Muriel Annie Thompson was a volunteer ambulance driver and member of the FANY. She was born at 17 Albyn Place, Aberdeen, the fifth of the eight children of Cornelius Thompson shipowner and marine architect, and the only daughter of his second marriage, to Agnes Marion Williamson. Her grandfather was George Thompson junior, laird of Pitmeddon, deputy lieutenant of Aberdeenshire, provost of Aberdeen, member of parliament for Aberdeen, and founder of the George Thompson Shipping Company, later the Aberdeen White Star Line. She was educated at Blackheath high school and Hacking College, north London. After the death of her father she lived with her mother at 48 Queensgate, London.
Muriel and her two full brothers, Walter and Oscar, were early and keen motor vehicle drivers. They were involved in the foundation of the Brooklands Automobile Racing Club, and on 4 July 1908 Muriel Thompson won the Ladies Bracelet Handicap at Brooklands, the first race held there for women drivers. She was driving Oscar's Austin racing car, nicknamed Pobble. Her speed over 3 miles was 50 m.p.h.
At the outbreak of the First World War Oscar joined one of the several volunteer ambulance convoys raised to help the French, taking Pobble, splendidly converted into an ambulance, with him. Women were not welcomed so Thompson turned to the First Aid Nursing Yeomanry corps (FANY). This was founded in 1907 by a former cavalry sergeant-major, Edward Baker, as an all-female mounted ambulance unit. By 1914 the FANY had moved to mechanized transport and on 27 October 1914 was the first women's organization to go to France. Their services having been firmly refused by the British authorities, they drove ambulances and ran hospitals and casualty clearing stations for the Belgian and French armies all along the western front. On 1 January 1916 British resistance was finally overcome and the members of FANY Calais convoy became the first women to drive officially for the British army.

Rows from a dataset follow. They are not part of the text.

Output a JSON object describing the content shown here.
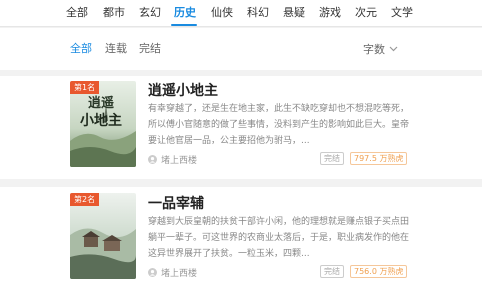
{
  "categories": [
    "全部",
    "都市",
    "玄幻",
    "历史",
    "仙侠",
    "科幻",
    "悬疑",
    "游戏",
    "次元",
    "文学"
  ],
  "active_category": "历史",
  "filters": [
    "全部",
    "连载",
    "完结"
  ],
  "sort_label": "字数",
  "books": [
    {
      "rank": "第1名",
      "title": "逍遥小地主",
      "description": "有幸穿越了，还是生在地主家，此生不缺吃穿却也不想混吃等死，所以傅小官随意的做了些事情，没料到产生的影响如此巨大。皇帝要让他官居一品，公主要招他为驸马，...",
      "author": "堵上西楼",
      "status": "完结",
      "words": "797.5 万熟虎",
      "cover_title": "逍遥小地主"
    },
    {
      "rank": "第2名",
      "title": "一品宰辅",
      "description": "穿越到大辰皇朝的扶贫干部许小闲，他的理想就是赚点银子买点田躺平一辈子。可这世界的农商业太落后，于是，职业病发作的他在这异世界展开了扶贫。一粒玉米，四颗...",
      "author": "堵上西楼",
      "status": "完结",
      "words": "756.0 万熟虎"
    }
  ],
  "colors": {
    "accent": "#1a8be0",
    "rank_badge": "#e8582e",
    "words_tag": "#f0a050"
  },
  "icons": {
    "sort": "chevron-down-icon",
    "author": "user-icon"
  }
}
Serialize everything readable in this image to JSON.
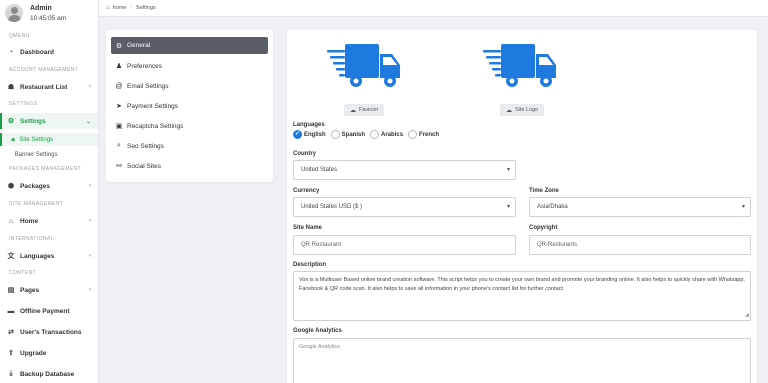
{
  "profile": {
    "name": "Admin",
    "time": "10:45:05 am"
  },
  "sidebar": {
    "sections": {
      "qmenu": "QMENU",
      "account": "ACCOUNT MANAGEMENT",
      "settings": "SETTINGS",
      "packages": "PACKAGES MANAGEMENT",
      "site": "SITE MANAGEMENT",
      "international": "INTERNATIONAL",
      "content": "CONTENT"
    },
    "items": {
      "dashboard": "Dashboard",
      "restaurant_list": "Restaurant List",
      "settings": "Settings",
      "site_settings": "Site Settings",
      "banner_settings": "Banner Settings",
      "packages": "Packages",
      "home": "Home",
      "languages": "Languages",
      "pages": "Pages",
      "offline_payment": "Offline Payment",
      "users_transactions": "User's Transactions",
      "upgrade": "Upgrade",
      "backup_database": "Backup Database"
    }
  },
  "breadcrumb": {
    "home": "home",
    "current": "Settings"
  },
  "settings_menu": [
    {
      "label": "General",
      "icon": "gear-icon"
    },
    {
      "label": "Preferences",
      "icon": "user-icon"
    },
    {
      "label": "Email Settings",
      "icon": "at-icon"
    },
    {
      "label": "Payment Settings",
      "icon": "send-icon"
    },
    {
      "label": "Recaptcha Settings",
      "icon": "recaptcha-icon"
    },
    {
      "label": "Seo Settings",
      "icon": "search-icon"
    },
    {
      "label": "Social Sites",
      "icon": "share-icon"
    }
  ],
  "form": {
    "favicon_button": "Favicon",
    "site_logo_button": "Site Logo",
    "languages_label": "Languages",
    "languages": [
      "English",
      "Spanish",
      "Arabics",
      "French"
    ],
    "selected_language": "English",
    "country_label": "Country",
    "country_value": "United States",
    "currency_label": "Currency",
    "currency_value": "United States USD ($ )",
    "timezone_label": "Time Zone",
    "timezone_value": "Asia/Dhaka",
    "site_name_label": "Site Name",
    "site_name_value": "QR Restaurant",
    "copyright_label": "Copyright",
    "copyright_value": "QR-Resturants",
    "description_label": "Description",
    "description_value": "Vox is a Multiuser Based online brand creation software. This script helps you to create your own brand and promote your branding online. It also helps to quickly share with Whatsapp, Facebook & QR code scan. It also helps to save all information in your phone's contact list for further contact",
    "analytics_label": "Google Analytics",
    "analytics_placeholder": "Google Analytics"
  },
  "colors": {
    "accent": "#1a9d4a",
    "truck": "#1f7ae0",
    "active_menu": "#585d66"
  }
}
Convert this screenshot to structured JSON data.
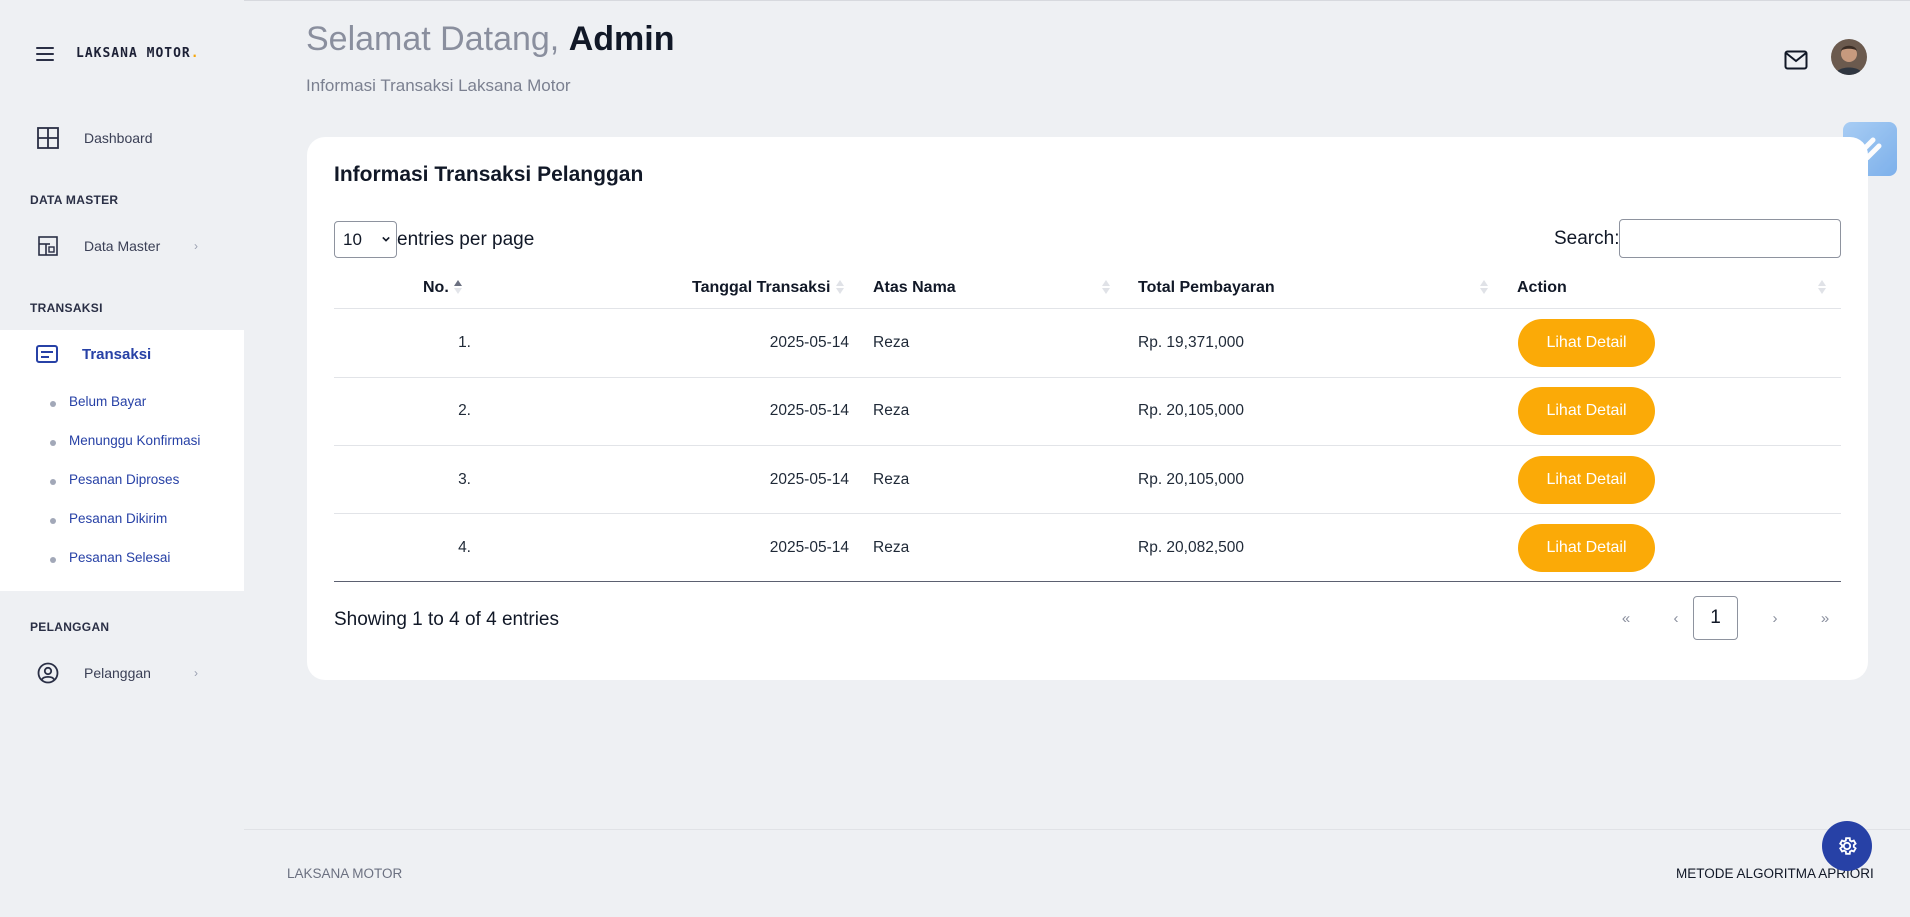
{
  "brand": {
    "name": "LAKSANA MOTOR",
    "dot": "."
  },
  "sidebar": {
    "dashboard_label": "Dashboard",
    "section_data_master": "DATA MASTER",
    "data_master_label": "Data Master",
    "section_transaksi": "TRANSAKSI",
    "transaksi_label": "Transaksi",
    "sub_items": [
      "Belum Bayar",
      "Menunggu Konfirmasi",
      "Pesanan Diproses",
      "Pesanan Dikirim",
      "Pesanan Selesai"
    ],
    "section_pelanggan": "PELANGGAN",
    "pelanggan_label": "Pelanggan",
    "chevron": "›"
  },
  "header": {
    "greeting": "Selamat Datang,",
    "user": "Admin",
    "subtitle": "Informasi Transaksi Laksana Motor"
  },
  "card": {
    "title": "Informasi Transaksi Pelanggan",
    "entries_value": "10",
    "entries_text": "entries per page",
    "search_label": "Search:",
    "search_value": "",
    "columns": [
      "No.",
      "Tanggal Transaksi",
      "Atas Nama",
      "Total Pembayaran",
      "Action"
    ],
    "rows": [
      {
        "no": "1.",
        "date": "2025-05-14",
        "name": "Reza",
        "total": "Rp. 19,371,000",
        "action": "Lihat Detail"
      },
      {
        "no": "2.",
        "date": "2025-05-14",
        "name": "Reza",
        "total": "Rp. 20,105,000",
        "action": "Lihat Detail"
      },
      {
        "no": "3.",
        "date": "2025-05-14",
        "name": "Reza",
        "total": "Rp. 20,105,000",
        "action": "Lihat Detail"
      },
      {
        "no": "4.",
        "date": "2025-05-14",
        "name": "Reza",
        "total": "Rp. 20,082,500",
        "action": "Lihat Detail"
      }
    ],
    "showing": "Showing 1 to 4 of 4 entries",
    "pager": {
      "first": "«",
      "prev": "‹",
      "current": "1",
      "next": "›",
      "last": "»"
    }
  },
  "footer": {
    "left": "LAKSANA MOTOR",
    "right": "METODE ALGORITMA APRIORI"
  },
  "colors": {
    "accent": "#2741a6",
    "button": "#fbaa07",
    "background": "#eef0f3"
  }
}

Thompson joined the FANY as a driver in January 1915. On 8 February she crossed to Calais to a Belgian military hospital called Lamarck which the corps was running. On 29 March she was personally decorated by King Albert with the chevalier of the order of Leopold II for evacuating wounded Belgian soldiers under fire near Dixmude. She served as second in command to Lilian Franklin on the Calais convoy, and was mentioned in dispatches on 9 April 1917. On 1 January 1918 she was appointed officer commanding of a new joint FANY-VAD (voluntary aid detachment) convoy based at St Omer near the front line. The St Omer convoy became officially part of the Second Army on 4 May, choosing a perky-looking red fish as its official insignia in memory of the surgeon-general's description of the corps in 1915, then in battle with British officialdom, as 'neither fish, flesh nor fowl ... but damned good red herrings'.
During the prolonged German spring counter-offensive in 1918 the St Omer convoy worked day and night under heavy bombardment evacuating the dead and wounded. On 18 May they were called out following a bombing raid on Arques, including one on an ammunition dump. A second raid came over and, with shells exploding all around, they were ordered to take cover. The women worked on regardless, moving the injured to safety. For their coolness and courage under fire they were awarded a total of sixteen military medals and three Croix de Guerre. According to an unpublished memoir by Beryl Hutchinson, all the decorations were questioned, as there were too many for such a small unit; but each one was so strongly supported by the British and French officers on the scene that all were allowed. Muriel Thompson was decorated with her Military Medal in the field by the general officer commanding, Second Army, General Sir Herbert Plumer, and with her Croix de Guerre in the main square of St Omer by General de la Guiche. Her medals were subsequently given to the National Army Museum.
Muriel Thompson was a tall, dark-haired woman as evidenced by the photograph showing her towering over General de la Guiche as she received her medal. Handsome rather than beautiful, other photographs capture her looking out of the many cars she drove over the years, Pobble the Austin racing car, Flossie the Ford ambulance, and Kangaroo, her own Cadillac. Badly affected by the death at Passchendaele in 1917 of her nephew Logie Colin Leggatt, a lieutenant in the Coldstream Guards, and exhausted after nearly four years of continuous service, she returned to England on 2 September 1918. After a month's recuperation, she joined the Women's Royal Air Force as a recruiting officer. She was demobilized on 1 October 1919. She resigned from the FANY in 1922 in a policy disagreement over the corps' post-war role. Muriel Thompson, who never married, spent the next two decades at her London home, 30 The Grove, Boltons, Kensington, where she died on 3 March 1939 of encephalitis lethargica, an epidemic form of inflammation of the brain, of which there were several outbreaks between the wars. She was buried in Brompton cemetery, London.